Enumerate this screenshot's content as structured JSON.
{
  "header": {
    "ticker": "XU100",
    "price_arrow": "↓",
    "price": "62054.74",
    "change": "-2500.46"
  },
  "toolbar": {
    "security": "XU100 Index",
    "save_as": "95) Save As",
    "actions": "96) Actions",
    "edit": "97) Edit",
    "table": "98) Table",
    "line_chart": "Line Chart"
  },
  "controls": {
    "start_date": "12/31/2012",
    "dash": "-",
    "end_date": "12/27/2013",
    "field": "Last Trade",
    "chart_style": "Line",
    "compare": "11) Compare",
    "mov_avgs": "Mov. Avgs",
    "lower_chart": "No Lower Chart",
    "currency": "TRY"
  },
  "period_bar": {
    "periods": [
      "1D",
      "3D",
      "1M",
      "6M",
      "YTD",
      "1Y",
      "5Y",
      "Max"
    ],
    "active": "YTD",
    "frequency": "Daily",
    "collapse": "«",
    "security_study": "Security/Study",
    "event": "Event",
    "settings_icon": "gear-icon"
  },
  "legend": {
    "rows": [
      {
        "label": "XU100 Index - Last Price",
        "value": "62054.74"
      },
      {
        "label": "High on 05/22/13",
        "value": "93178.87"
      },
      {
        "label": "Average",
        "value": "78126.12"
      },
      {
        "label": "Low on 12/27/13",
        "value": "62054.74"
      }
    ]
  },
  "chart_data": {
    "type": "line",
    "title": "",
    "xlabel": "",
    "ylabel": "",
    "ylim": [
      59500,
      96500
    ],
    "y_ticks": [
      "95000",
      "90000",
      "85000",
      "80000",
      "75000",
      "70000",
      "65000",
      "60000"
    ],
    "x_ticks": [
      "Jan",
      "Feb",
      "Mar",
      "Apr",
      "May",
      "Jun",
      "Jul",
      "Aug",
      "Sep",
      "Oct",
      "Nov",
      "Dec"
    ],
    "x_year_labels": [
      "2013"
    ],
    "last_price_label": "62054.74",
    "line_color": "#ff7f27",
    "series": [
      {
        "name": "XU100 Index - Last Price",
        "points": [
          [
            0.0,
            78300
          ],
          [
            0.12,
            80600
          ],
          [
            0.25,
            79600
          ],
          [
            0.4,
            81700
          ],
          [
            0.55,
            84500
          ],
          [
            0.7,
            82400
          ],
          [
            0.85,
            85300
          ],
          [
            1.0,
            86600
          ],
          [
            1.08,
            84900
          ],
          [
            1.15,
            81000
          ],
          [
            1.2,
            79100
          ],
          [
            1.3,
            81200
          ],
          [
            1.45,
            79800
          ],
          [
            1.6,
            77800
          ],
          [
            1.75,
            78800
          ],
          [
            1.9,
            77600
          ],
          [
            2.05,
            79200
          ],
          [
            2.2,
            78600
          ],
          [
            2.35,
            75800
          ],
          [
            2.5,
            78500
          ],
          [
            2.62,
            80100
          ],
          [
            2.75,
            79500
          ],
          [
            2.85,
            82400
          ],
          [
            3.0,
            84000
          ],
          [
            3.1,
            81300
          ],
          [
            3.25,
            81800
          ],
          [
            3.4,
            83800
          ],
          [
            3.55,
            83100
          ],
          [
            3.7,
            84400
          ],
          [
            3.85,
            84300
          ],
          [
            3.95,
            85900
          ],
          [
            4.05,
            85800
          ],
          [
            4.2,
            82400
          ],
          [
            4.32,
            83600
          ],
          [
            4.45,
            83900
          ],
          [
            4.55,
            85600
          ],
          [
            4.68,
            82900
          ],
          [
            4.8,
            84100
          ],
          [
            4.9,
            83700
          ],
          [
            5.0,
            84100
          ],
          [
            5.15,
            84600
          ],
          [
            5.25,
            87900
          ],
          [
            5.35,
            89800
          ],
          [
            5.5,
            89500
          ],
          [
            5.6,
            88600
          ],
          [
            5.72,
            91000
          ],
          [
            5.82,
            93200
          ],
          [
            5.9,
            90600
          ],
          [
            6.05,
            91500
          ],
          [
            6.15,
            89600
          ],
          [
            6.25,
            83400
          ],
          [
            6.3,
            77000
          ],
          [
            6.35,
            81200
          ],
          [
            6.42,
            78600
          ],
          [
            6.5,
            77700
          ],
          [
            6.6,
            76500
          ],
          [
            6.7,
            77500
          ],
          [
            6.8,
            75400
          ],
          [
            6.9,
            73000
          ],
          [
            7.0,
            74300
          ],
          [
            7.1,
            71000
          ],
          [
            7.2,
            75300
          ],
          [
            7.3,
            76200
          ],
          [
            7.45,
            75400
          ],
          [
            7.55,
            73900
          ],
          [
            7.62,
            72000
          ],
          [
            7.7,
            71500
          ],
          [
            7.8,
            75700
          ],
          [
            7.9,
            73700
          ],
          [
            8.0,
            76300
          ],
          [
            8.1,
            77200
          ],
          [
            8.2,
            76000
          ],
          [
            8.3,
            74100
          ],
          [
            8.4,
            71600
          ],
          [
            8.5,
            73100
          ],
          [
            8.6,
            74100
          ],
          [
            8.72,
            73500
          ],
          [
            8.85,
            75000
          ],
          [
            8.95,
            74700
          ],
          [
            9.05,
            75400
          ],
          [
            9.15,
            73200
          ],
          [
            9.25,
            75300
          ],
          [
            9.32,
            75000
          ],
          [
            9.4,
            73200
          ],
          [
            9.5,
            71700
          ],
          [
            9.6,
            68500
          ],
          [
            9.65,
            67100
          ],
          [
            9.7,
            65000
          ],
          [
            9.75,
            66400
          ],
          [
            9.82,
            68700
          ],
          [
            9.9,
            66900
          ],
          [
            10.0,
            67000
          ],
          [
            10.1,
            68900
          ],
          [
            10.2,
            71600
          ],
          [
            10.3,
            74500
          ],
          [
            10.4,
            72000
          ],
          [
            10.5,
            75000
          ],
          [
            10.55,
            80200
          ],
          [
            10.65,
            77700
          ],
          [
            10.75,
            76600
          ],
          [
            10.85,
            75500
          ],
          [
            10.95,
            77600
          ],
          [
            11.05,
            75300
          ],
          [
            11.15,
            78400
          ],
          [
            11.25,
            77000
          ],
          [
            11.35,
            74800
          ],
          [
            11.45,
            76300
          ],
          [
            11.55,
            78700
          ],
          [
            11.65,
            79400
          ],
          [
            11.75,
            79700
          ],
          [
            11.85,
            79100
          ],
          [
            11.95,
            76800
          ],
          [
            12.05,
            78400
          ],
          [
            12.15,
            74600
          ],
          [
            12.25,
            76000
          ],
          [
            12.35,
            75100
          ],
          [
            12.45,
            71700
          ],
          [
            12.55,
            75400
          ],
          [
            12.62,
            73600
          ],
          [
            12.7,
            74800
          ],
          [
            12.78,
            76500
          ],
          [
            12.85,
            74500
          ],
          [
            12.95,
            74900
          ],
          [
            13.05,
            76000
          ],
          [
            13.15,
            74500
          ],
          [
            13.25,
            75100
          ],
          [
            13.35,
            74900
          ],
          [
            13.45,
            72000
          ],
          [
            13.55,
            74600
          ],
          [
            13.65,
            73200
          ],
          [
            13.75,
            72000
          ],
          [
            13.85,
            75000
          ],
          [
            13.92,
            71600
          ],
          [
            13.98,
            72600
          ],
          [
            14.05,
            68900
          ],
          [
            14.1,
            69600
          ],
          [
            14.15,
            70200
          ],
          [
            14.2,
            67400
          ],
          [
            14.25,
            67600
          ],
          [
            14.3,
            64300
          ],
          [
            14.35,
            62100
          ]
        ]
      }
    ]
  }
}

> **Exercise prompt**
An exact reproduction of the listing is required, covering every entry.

> **Answer space**
Enumerate this screenshot's content as structured JSON.
{
  "header": {
    "ticker": "XU100",
    "price_arrow": "↓",
    "price": "62054.74",
    "change": "-2500.46"
  },
  "toolbar": {
    "security": "XU100 Index",
    "save_as": "95) Save As",
    "actions": "96) Actions",
    "edit": "97) Edit",
    "table": "98) Table",
    "line_chart": "Line Chart"
  },
  "controls": {
    "start_date": "12/31/2012",
    "dash": "-",
    "end_date": "12/27/2013",
    "field": "Last Trade",
    "chart_style": "Line",
    "compare": "11) Compare",
    "mov_avgs": "Mov. Avgs",
    "lower_chart": "No Lower Chart",
    "currency": "TRY"
  },
  "period_bar": {
    "periods": [
      "1D",
      "3D",
      "1M",
      "6M",
      "YTD",
      "1Y",
      "5Y",
      "Max"
    ],
    "active": "YTD",
    "frequency": "Daily",
    "collapse": "«",
    "security_study": "Security/Study",
    "event": "Event",
    "settings_icon": "gear-icon"
  },
  "legend": {
    "rows": [
      {
        "label": "XU100 Index - Last Price",
        "value": "62054.74"
      },
      {
        "label": "High on 05/22/13",
        "value": "93178.87"
      },
      {
        "label": "Average",
        "value": "78126.12"
      },
      {
        "label": "Low on 12/27/13",
        "value": "62054.74"
      }
    ]
  },
  "chart_data": {
    "type": "line",
    "title": "",
    "xlabel": "",
    "ylabel": "",
    "ylim": [
      59500,
      96500
    ],
    "y_ticks": [
      "95000",
      "90000",
      "85000",
      "80000",
      "75000",
      "70000",
      "65000",
      "60000"
    ],
    "x_ticks": [
      "Jan",
      "Feb",
      "Mar",
      "Apr",
      "May",
      "Jun",
      "Jul",
      "Aug",
      "Sep",
      "Oct",
      "Nov",
      "Dec"
    ],
    "x_year_labels": [
      "2013"
    ],
    "last_price_label": "62054.74",
    "line_color": "#ff7f27",
    "series": [
      {
        "name": "XU100 Index - Last Price",
        "points": [
          [
            0.0,
            78300
          ],
          [
            0.12,
            80600
          ],
          [
            0.25,
            79600
          ],
          [
            0.4,
            81700
          ],
          [
            0.55,
            84500
          ],
          [
            0.7,
            82400
          ],
          [
            0.85,
            85300
          ],
          [
            1.0,
            86600
          ],
          [
            1.08,
            84900
          ],
          [
            1.15,
            81000
          ],
          [
            1.2,
            79100
          ],
          [
            1.3,
            81200
          ],
          [
            1.45,
            79800
          ],
          [
            1.6,
            77800
          ],
          [
            1.75,
            78800
          ],
          [
            1.9,
            77600
          ],
          [
            2.05,
            79200
          ],
          [
            2.2,
            78600
          ],
          [
            2.35,
            75800
          ],
          [
            2.5,
            78500
          ],
          [
            2.62,
            80100
          ],
          [
            2.75,
            79500
          ],
          [
            2.85,
            82400
          ],
          [
            3.0,
            84000
          ],
          [
            3.1,
            81300
          ],
          [
            3.25,
            81800
          ],
          [
            3.4,
            83800
          ],
          [
            3.55,
            83100
          ],
          [
            3.7,
            84400
          ],
          [
            3.85,
            84300
          ],
          [
            3.95,
            85900
          ],
          [
            4.05,
            85800
          ],
          [
            4.2,
            82400
          ],
          [
            4.32,
            83600
          ],
          [
            4.45,
            83900
          ],
          [
            4.55,
            85600
          ],
          [
            4.68,
            82900
          ],
          [
            4.8,
            84100
          ],
          [
            4.9,
            83700
          ],
          [
            5.0,
            84100
          ],
          [
            5.15,
            84600
          ],
          [
            5.25,
            87900
          ],
          [
            5.35,
            89800
          ],
          [
            5.5,
            89500
          ],
          [
            5.6,
            88600
          ],
          [
            5.72,
            91000
          ],
          [
            5.82,
            93200
          ],
          [
            5.9,
            90600
          ],
          [
            6.05,
            91500
          ],
          [
            6.15,
            89600
          ],
          [
            6.25,
            83400
          ],
          [
            6.3,
            77000
          ],
          [
            6.35,
            81200
          ],
          [
            6.42,
            78600
          ],
          [
            6.5,
            77700
          ],
          [
            6.6,
            76500
          ],
          [
            6.7,
            77500
          ],
          [
            6.8,
            75400
          ],
          [
            6.9,
            73000
          ],
          [
            7.0,
            74300
          ],
          [
            7.1,
            71000
          ],
          [
            7.2,
            75300
          ],
          [
            7.3,
            76200
          ],
          [
            7.45,
            75400
          ],
          [
            7.55,
            73900
          ],
          [
            7.62,
            72000
          ],
          [
            7.7,
            71500
          ],
          [
            7.8,
            75700
          ],
          [
            7.9,
            73700
          ],
          [
            8.0,
            76300
          ],
          [
            8.1,
            77200
          ],
          [
            8.2,
            76000
          ],
          [
            8.3,
            74100
          ],
          [
            8.4,
            71600
          ],
          [
            8.5,
            73100
          ],
          [
            8.6,
            74100
          ],
          [
            8.72,
            73500
          ],
          [
            8.85,
            75000
          ],
          [
            8.95,
            74700
          ],
          [
            9.05,
            75400
          ],
          [
            9.15,
            73200
          ],
          [
            9.25,
            75300
          ],
          [
            9.32,
            75000
          ],
          [
            9.4,
            73200
          ],
          [
            9.5,
            71700
          ],
          [
            9.6,
            68500
          ],
          [
            9.65,
            67100
          ],
          [
            9.7,
            65000
          ],
          [
            9.75,
            66400
          ],
          [
            9.82,
            68700
          ],
          [
            9.9,
            66900
          ],
          [
            10.0,
            67000
          ],
          [
            10.1,
            68900
          ],
          [
            10.2,
            71600
          ],
          [
            10.3,
            74500
          ],
          [
            10.4,
            72000
          ],
          [
            10.5,
            75000
          ],
          [
            10.55,
            80200
          ],
          [
            10.65,
            77700
          ],
          [
            10.75,
            76600
          ],
          [
            10.85,
            75500
          ],
          [
            10.95,
            77600
          ],
          [
            11.05,
            75300
          ],
          [
            11.15,
            78400
          ],
          [
            11.25,
            77000
          ],
          [
            11.35,
            74800
          ],
          [
            11.45,
            76300
          ],
          [
            11.55,
            78700
          ],
          [
            11.65,
            79400
          ],
          [
            11.75,
            79700
          ],
          [
            11.85,
            79100
          ],
          [
            11.95,
            76800
          ],
          [
            12.05,
            78400
          ],
          [
            12.15,
            74600
          ],
          [
            12.25,
            76000
          ],
          [
            12.35,
            75100
          ],
          [
            12.45,
            71700
          ],
          [
            12.55,
            75400
          ],
          [
            12.62,
            73600
          ],
          [
            12.7,
            74800
          ],
          [
            12.78,
            76500
          ],
          [
            12.85,
            74500
          ],
          [
            12.95,
            74900
          ],
          [
            13.05,
            76000
          ],
          [
            13.15,
            74500
          ],
          [
            13.25,
            75100
          ],
          [
            13.35,
            74900
          ],
          [
            13.45,
            72000
          ],
          [
            13.55,
            74600
          ],
          [
            13.65,
            73200
          ],
          [
            13.75,
            72000
          ],
          [
            13.85,
            75000
          ],
          [
            13.92,
            71600
          ],
          [
            13.98,
            72600
          ],
          [
            14.05,
            68900
          ],
          [
            14.1,
            69600
          ],
          [
            14.15,
            70200
          ],
          [
            14.2,
            67400
          ],
          [
            14.25,
            67600
          ],
          [
            14.3,
            64300
          ],
          [
            14.35,
            62100
          ]
        ]
      }
    ]
  }
}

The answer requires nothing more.